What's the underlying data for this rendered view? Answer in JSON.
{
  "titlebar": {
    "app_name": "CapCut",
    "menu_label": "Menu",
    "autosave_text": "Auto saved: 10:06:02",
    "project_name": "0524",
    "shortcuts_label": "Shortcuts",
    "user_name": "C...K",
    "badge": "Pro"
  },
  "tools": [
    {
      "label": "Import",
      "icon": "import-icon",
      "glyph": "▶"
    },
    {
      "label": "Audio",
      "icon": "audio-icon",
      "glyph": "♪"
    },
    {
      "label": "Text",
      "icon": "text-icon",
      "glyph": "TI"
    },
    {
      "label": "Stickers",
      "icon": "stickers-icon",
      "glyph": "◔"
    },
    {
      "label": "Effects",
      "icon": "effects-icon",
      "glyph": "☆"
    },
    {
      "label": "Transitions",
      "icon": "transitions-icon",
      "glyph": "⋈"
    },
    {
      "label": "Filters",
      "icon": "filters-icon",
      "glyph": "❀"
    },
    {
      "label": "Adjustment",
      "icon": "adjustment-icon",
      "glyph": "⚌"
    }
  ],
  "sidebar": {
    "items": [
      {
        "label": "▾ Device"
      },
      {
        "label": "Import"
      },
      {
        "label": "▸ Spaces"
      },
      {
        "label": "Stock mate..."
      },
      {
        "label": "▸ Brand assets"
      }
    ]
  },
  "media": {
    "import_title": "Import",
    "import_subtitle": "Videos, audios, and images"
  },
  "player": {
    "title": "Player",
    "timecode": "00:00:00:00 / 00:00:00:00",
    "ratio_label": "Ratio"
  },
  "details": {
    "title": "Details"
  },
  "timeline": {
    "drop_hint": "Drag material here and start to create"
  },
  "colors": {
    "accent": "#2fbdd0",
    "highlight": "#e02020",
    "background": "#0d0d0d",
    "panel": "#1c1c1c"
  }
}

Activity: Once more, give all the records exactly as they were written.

Answer to the problem:
What's the underlying data for this rendered view? Answer in JSON.
{
  "titlebar": {
    "app_name": "CapCut",
    "menu_label": "Menu",
    "autosave_text": "Auto saved: 10:06:02",
    "project_name": "0524",
    "shortcuts_label": "Shortcuts",
    "user_name": "C...K",
    "badge": "Pro"
  },
  "tools": [
    {
      "label": "Import",
      "icon": "import-icon",
      "glyph": "▶"
    },
    {
      "label": "Audio",
      "icon": "audio-icon",
      "glyph": "♪"
    },
    {
      "label": "Text",
      "icon": "text-icon",
      "glyph": "TI"
    },
    {
      "label": "Stickers",
      "icon": "stickers-icon",
      "glyph": "◔"
    },
    {
      "label": "Effects",
      "icon": "effects-icon",
      "glyph": "☆"
    },
    {
      "label": "Transitions",
      "icon": "transitions-icon",
      "glyph": "⋈"
    },
    {
      "label": "Filters",
      "icon": "filters-icon",
      "glyph": "❀"
    },
    {
      "label": "Adjustment",
      "icon": "adjustment-icon",
      "glyph": "⚌"
    }
  ],
  "sidebar": {
    "items": [
      {
        "label": "▾ Device"
      },
      {
        "label": "Import"
      },
      {
        "label": "▸ Spaces"
      },
      {
        "label": "Stock mate..."
      },
      {
        "label": "▸ Brand assets"
      }
    ]
  },
  "media": {
    "import_title": "Import",
    "import_subtitle": "Videos, audios, and images"
  },
  "player": {
    "title": "Player",
    "timecode": "00:00:00:00 / 00:00:00:00",
    "ratio_label": "Ratio"
  },
  "details": {
    "title": "Details"
  },
  "timeline": {
    "drop_hint": "Drag material here and start to create"
  },
  "colors": {
    "accent": "#2fbdd0",
    "highlight": "#e02020",
    "background": "#0d0d0d",
    "panel": "#1c1c1c"
  }
}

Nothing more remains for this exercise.